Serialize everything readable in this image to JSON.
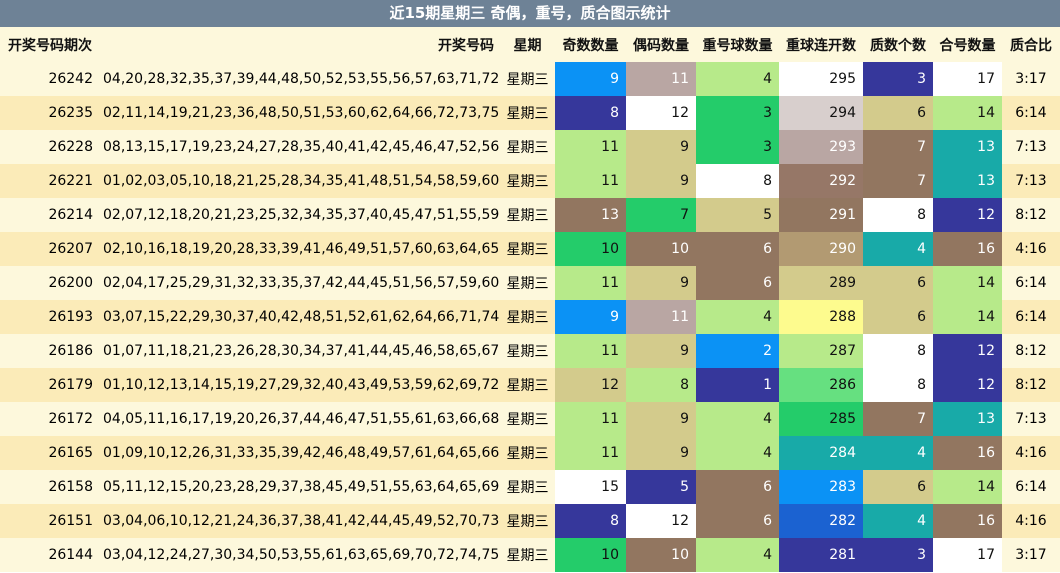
{
  "title": "近15期星期三 奇偶，重号，质合图示统计",
  "headers": [
    "开奖号码期次",
    "开奖号码",
    "星期",
    "奇数数量",
    "偶码数量",
    "重号球数量",
    "重球连开数",
    "质数个数",
    "合号数量",
    "质合比"
  ],
  "rows": [
    {
      "issue": "26242",
      "numbers": "04,20,28,32,35,37,39,44,48,50,52,53,55,56,57,63,71,72,76,77",
      "week": "星期三",
      "odd": "9",
      "even": "11",
      "repeat": "4",
      "streak": "295",
      "prime": "3",
      "composite": "17",
      "ratio": "3:17"
    },
    {
      "issue": "26235",
      "numbers": "02,11,14,19,21,23,36,48,50,51,53,60,62,64,66,72,73,75,78,80",
      "week": "星期三",
      "odd": "8",
      "even": "12",
      "repeat": "3",
      "streak": "294",
      "prime": "6",
      "composite": "14",
      "ratio": "6:14"
    },
    {
      "issue": "26228",
      "numbers": "08,13,15,17,19,23,24,27,28,35,40,41,42,45,46,47,52,56,67,80",
      "week": "星期三",
      "odd": "11",
      "even": "9",
      "repeat": "3",
      "streak": "293",
      "prime": "7",
      "composite": "13",
      "ratio": "7:13"
    },
    {
      "issue": "26221",
      "numbers": "01,02,03,05,10,18,21,25,28,34,35,41,48,51,54,58,59,60,77,79",
      "week": "星期三",
      "odd": "11",
      "even": "9",
      "repeat": "8",
      "streak": "292",
      "prime": "7",
      "composite": "13",
      "ratio": "7:13"
    },
    {
      "issue": "26214",
      "numbers": "02,07,12,18,20,21,23,25,32,34,35,37,40,45,47,51,55,59,61,71",
      "week": "星期三",
      "odd": "13",
      "even": "7",
      "repeat": "5",
      "streak": "291",
      "prime": "8",
      "composite": "12",
      "ratio": "8:12"
    },
    {
      "issue": "26207",
      "numbers": "02,10,16,18,19,20,28,33,39,41,46,49,51,57,60,63,64,65,71,76",
      "week": "星期三",
      "odd": "10",
      "even": "10",
      "repeat": "6",
      "streak": "290",
      "prime": "4",
      "composite": "16",
      "ratio": "4:16"
    },
    {
      "issue": "26200",
      "numbers": "02,04,17,25,29,31,32,33,35,37,42,44,45,51,56,57,59,60,64,66",
      "week": "星期三",
      "odd": "11",
      "even": "9",
      "repeat": "6",
      "streak": "289",
      "prime": "6",
      "composite": "14",
      "ratio": "6:14"
    },
    {
      "issue": "26193",
      "numbers": "03,07,15,22,29,30,37,40,42,48,51,52,61,62,64,66,71,74,75,78",
      "week": "星期三",
      "odd": "9",
      "even": "11",
      "repeat": "4",
      "streak": "288",
      "prime": "6",
      "composite": "14",
      "ratio": "6:14"
    },
    {
      "issue": "26186",
      "numbers": "01,07,11,18,21,23,26,28,30,34,37,41,44,45,46,58,65,67,71,80",
      "week": "星期三",
      "odd": "11",
      "even": "9",
      "repeat": "2",
      "streak": "287",
      "prime": "8",
      "composite": "12",
      "ratio": "8:12"
    },
    {
      "issue": "26179",
      "numbers": "01,10,12,13,14,15,19,27,29,32,40,43,49,53,59,62,69,72,73,80",
      "week": "星期三",
      "odd": "12",
      "even": "8",
      "repeat": "1",
      "streak": "286",
      "prime": "8",
      "composite": "12",
      "ratio": "8:12"
    },
    {
      "issue": "26172",
      "numbers": "04,05,11,16,17,19,20,26,37,44,46,47,51,55,61,63,66,68,70,75",
      "week": "星期三",
      "odd": "11",
      "even": "9",
      "repeat": "4",
      "streak": "285",
      "prime": "7",
      "composite": "13",
      "ratio": "7:13"
    },
    {
      "issue": "26165",
      "numbers": "01,09,10,12,26,31,33,35,39,42,46,48,49,57,61,64,65,66,67,74",
      "week": "星期三",
      "odd": "11",
      "even": "9",
      "repeat": "4",
      "streak": "284",
      "prime": "4",
      "composite": "16",
      "ratio": "4:16"
    },
    {
      "issue": "26158",
      "numbers": "05,11,12,15,20,23,28,29,37,38,45,49,51,55,63,64,65,69,77,79",
      "week": "星期三",
      "odd": "15",
      "even": "5",
      "repeat": "6",
      "streak": "283",
      "prime": "6",
      "composite": "14",
      "ratio": "6:14"
    },
    {
      "issue": "26151",
      "numbers": "03,04,06,10,12,21,24,36,37,38,41,42,44,45,49,52,70,73,77,78",
      "week": "星期三",
      "odd": "8",
      "even": "12",
      "repeat": "6",
      "streak": "282",
      "prime": "4",
      "composite": "16",
      "ratio": "4:16"
    },
    {
      "issue": "26144",
      "numbers": "03,04,12,24,27,30,34,50,53,55,61,63,65,69,70,72,74,75,76,77",
      "week": "星期三",
      "odd": "10",
      "even": "10",
      "repeat": "4",
      "streak": "281",
      "prime": "3",
      "composite": "17",
      "ratio": "3:17"
    }
  ],
  "colors": {
    "title_bg": "#6e8296",
    "header_bg": "#fdf8dc",
    "row_odd": "#fdf8dc",
    "row_even": "#fbebb8",
    "odd": {
      "8": "#36379b",
      "9": "#0b92f5",
      "10": "#24cc6a",
      "11": "#b7ea8a",
      "12": "#d3cb8c",
      "13": "#927660",
      "15": "#ffffff"
    },
    "even": {
      "5": "#36379b",
      "7": "#24cc6a",
      "8": "#b7ea8a",
      "9": "#d3cb8c",
      "10": "#927660",
      "11": "#b9a6a3",
      "12": "#ffffff"
    },
    "repeat": {
      "1": "#36379b",
      "2": "#0b92f5",
      "3": "#24cc6a",
      "4": "#b7ea8a",
      "5": "#d3cb8c",
      "6": "#927660",
      "8": "#ffffff"
    },
    "streak": {
      "281": "#36379b",
      "282": "#1b62d1",
      "283": "#0b92f5",
      "284": "#18aaa8",
      "285": "#24cc6a",
      "286": "#66e080",
      "287": "#b7ea8a",
      "288": "#fdfb8e",
      "289": "#d3cb8c",
      "290": "#b29a72",
      "291": "#927660",
      "292": "#967767",
      "293": "#b9a6a3",
      "294": "#d8cfcd",
      "295": "#ffffff"
    },
    "prime": {
      "3": "#36379b",
      "4": "#18aaa8",
      "6": "#d3cb8c",
      "7": "#927660",
      "8": "#ffffff"
    },
    "composite": {
      "12": "#36379b",
      "13": "#18aaa8",
      "14": "#b7ea8a",
      "16": "#927660",
      "17": "#ffffff"
    }
  }
}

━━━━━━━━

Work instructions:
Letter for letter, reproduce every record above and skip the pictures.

Answer area:
Serialize everything readable in this image to JSON.
{
  "title": "近15期星期三 奇偶，重号，质合图示统计",
  "headers": [
    "开奖号码期次",
    "开奖号码",
    "星期",
    "奇数数量",
    "偶码数量",
    "重号球数量",
    "重球连开数",
    "质数个数",
    "合号数量",
    "质合比"
  ],
  "rows": [
    {
      "issue": "26242",
      "numbers": "04,20,28,32,35,37,39,44,48,50,52,53,55,56,57,63,71,72,76,77",
      "week": "星期三",
      "odd": "9",
      "even": "11",
      "repeat": "4",
      "streak": "295",
      "prime": "3",
      "composite": "17",
      "ratio": "3:17"
    },
    {
      "issue": "26235",
      "numbers": "02,11,14,19,21,23,36,48,50,51,53,60,62,64,66,72,73,75,78,80",
      "week": "星期三",
      "odd": "8",
      "even": "12",
      "repeat": "3",
      "streak": "294",
      "prime": "6",
      "composite": "14",
      "ratio": "6:14"
    },
    {
      "issue": "26228",
      "numbers": "08,13,15,17,19,23,24,27,28,35,40,41,42,45,46,47,52,56,67,80",
      "week": "星期三",
      "odd": "11",
      "even": "9",
      "repeat": "3",
      "streak": "293",
      "prime": "7",
      "composite": "13",
      "ratio": "7:13"
    },
    {
      "issue": "26221",
      "numbers": "01,02,03,05,10,18,21,25,28,34,35,41,48,51,54,58,59,60,77,79",
      "week": "星期三",
      "odd": "11",
      "even": "9",
      "repeat": "8",
      "streak": "292",
      "prime": "7",
      "composite": "13",
      "ratio": "7:13"
    },
    {
      "issue": "26214",
      "numbers": "02,07,12,18,20,21,23,25,32,34,35,37,40,45,47,51,55,59,61,71",
      "week": "星期三",
      "odd": "13",
      "even": "7",
      "repeat": "5",
      "streak": "291",
      "prime": "8",
      "composite": "12",
      "ratio": "8:12"
    },
    {
      "issue": "26207",
      "numbers": "02,10,16,18,19,20,28,33,39,41,46,49,51,57,60,63,64,65,71,76",
      "week": "星期三",
      "odd": "10",
      "even": "10",
      "repeat": "6",
      "streak": "290",
      "prime": "4",
      "composite": "16",
      "ratio": "4:16"
    },
    {
      "issue": "26200",
      "numbers": "02,04,17,25,29,31,32,33,35,37,42,44,45,51,56,57,59,60,64,66",
      "week": "星期三",
      "odd": "11",
      "even": "9",
      "repeat": "6",
      "streak": "289",
      "prime": "6",
      "composite": "14",
      "ratio": "6:14"
    },
    {
      "issue": "26193",
      "numbers": "03,07,15,22,29,30,37,40,42,48,51,52,61,62,64,66,71,74,75,78",
      "week": "星期三",
      "odd": "9",
      "even": "11",
      "repeat": "4",
      "streak": "288",
      "prime": "6",
      "composite": "14",
      "ratio": "6:14"
    },
    {
      "issue": "26186",
      "numbers": "01,07,11,18,21,23,26,28,30,34,37,41,44,45,46,58,65,67,71,80",
      "week": "星期三",
      "odd": "11",
      "even": "9",
      "repeat": "2",
      "streak": "287",
      "prime": "8",
      "composite": "12",
      "ratio": "8:12"
    },
    {
      "issue": "26179",
      "numbers": "01,10,12,13,14,15,19,27,29,32,40,43,49,53,59,62,69,72,73,80",
      "week": "星期三",
      "odd": "12",
      "even": "8",
      "repeat": "1",
      "streak": "286",
      "prime": "8",
      "composite": "12",
      "ratio": "8:12"
    },
    {
      "issue": "26172",
      "numbers": "04,05,11,16,17,19,20,26,37,44,46,47,51,55,61,63,66,68,70,75",
      "week": "星期三",
      "odd": "11",
      "even": "9",
      "repeat": "4",
      "streak": "285",
      "prime": "7",
      "composite": "13",
      "ratio": "7:13"
    },
    {
      "issue": "26165",
      "numbers": "01,09,10,12,26,31,33,35,39,42,46,48,49,57,61,64,65,66,67,74",
      "week": "星期三",
      "odd": "11",
      "even": "9",
      "repeat": "4",
      "streak": "284",
      "prime": "4",
      "composite": "16",
      "ratio": "4:16"
    },
    {
      "issue": "26158",
      "numbers": "05,11,12,15,20,23,28,29,37,38,45,49,51,55,63,64,65,69,77,79",
      "week": "星期三",
      "odd": "15",
      "even": "5",
      "repeat": "6",
      "streak": "283",
      "prime": "6",
      "composite": "14",
      "ratio": "6:14"
    },
    {
      "issue": "26151",
      "numbers": "03,04,06,10,12,21,24,36,37,38,41,42,44,45,49,52,70,73,77,78",
      "week": "星期三",
      "odd": "8",
      "even": "12",
      "repeat": "6",
      "streak": "282",
      "prime": "4",
      "composite": "16",
      "ratio": "4:16"
    },
    {
      "issue": "26144",
      "numbers": "03,04,12,24,27,30,34,50,53,55,61,63,65,69,70,72,74,75,76,77",
      "week": "星期三",
      "odd": "10",
      "even": "10",
      "repeat": "4",
      "streak": "281",
      "prime": "3",
      "composite": "17",
      "ratio": "3:17"
    }
  ],
  "colors": {
    "title_bg": "#6e8296",
    "header_bg": "#fdf8dc",
    "row_odd": "#fdf8dc",
    "row_even": "#fbebb8",
    "odd": {
      "8": "#36379b",
      "9": "#0b92f5",
      "10": "#24cc6a",
      "11": "#b7ea8a",
      "12": "#d3cb8c",
      "13": "#927660",
      "15": "#ffffff"
    },
    "even": {
      "5": "#36379b",
      "7": "#24cc6a",
      "8": "#b7ea8a",
      "9": "#d3cb8c",
      "10": "#927660",
      "11": "#b9a6a3",
      "12": "#ffffff"
    },
    "repeat": {
      "1": "#36379b",
      "2": "#0b92f5",
      "3": "#24cc6a",
      "4": "#b7ea8a",
      "5": "#d3cb8c",
      "6": "#927660",
      "8": "#ffffff"
    },
    "streak": {
      "281": "#36379b",
      "282": "#1b62d1",
      "283": "#0b92f5",
      "284": "#18aaa8",
      "285": "#24cc6a",
      "286": "#66e080",
      "287": "#b7ea8a",
      "288": "#fdfb8e",
      "289": "#d3cb8c",
      "290": "#b29a72",
      "291": "#927660",
      "292": "#967767",
      "293": "#b9a6a3",
      "294": "#d8cfcd",
      "295": "#ffffff"
    },
    "prime": {
      "3": "#36379b",
      "4": "#18aaa8",
      "6": "#d3cb8c",
      "7": "#927660",
      "8": "#ffffff"
    },
    "composite": {
      "12": "#36379b",
      "13": "#18aaa8",
      "14": "#b7ea8a",
      "16": "#927660",
      "17": "#ffffff"
    }
  }
}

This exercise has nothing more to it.